A new economic recession has set in for that country.
I know "set in" means "start". My question is: Is "set in for" a phrase?
No, the group of words “set in for” is not a phrase. Here “for” is used as a preposition. Besides, the meaning of “set in” is not start. It means: Enter a particular state and/or get established. Winter has perfectly set in. The Sun set in the West.
We can say "set to work". But in Random Dictionary there is "set about work". Does it mean the second phrase has been accepted?
“Set to work” is not acceptable. Set about work is acceptable, because “set about” means:
to begin an action.
We went along a road that led down into a valley, about a mile out of town, where there was a pond. I think the underlined parts are attributes. Is that right?

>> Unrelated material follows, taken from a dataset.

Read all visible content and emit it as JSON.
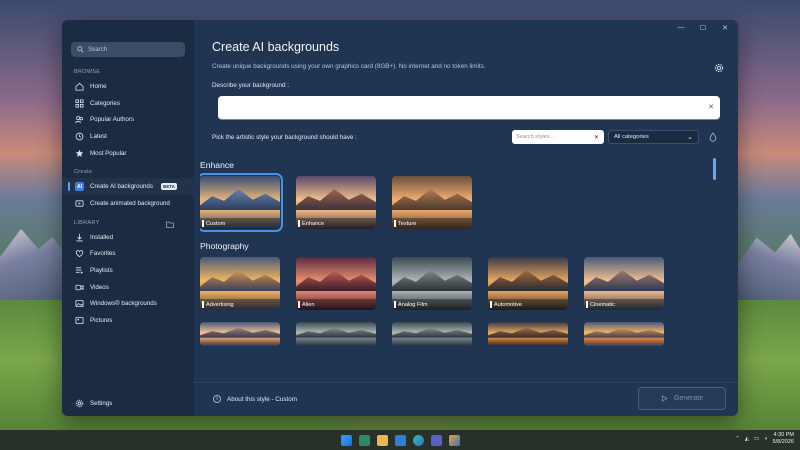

Yes, they qualify a noun ‘valley” in the preceding sentence.
- For Teachers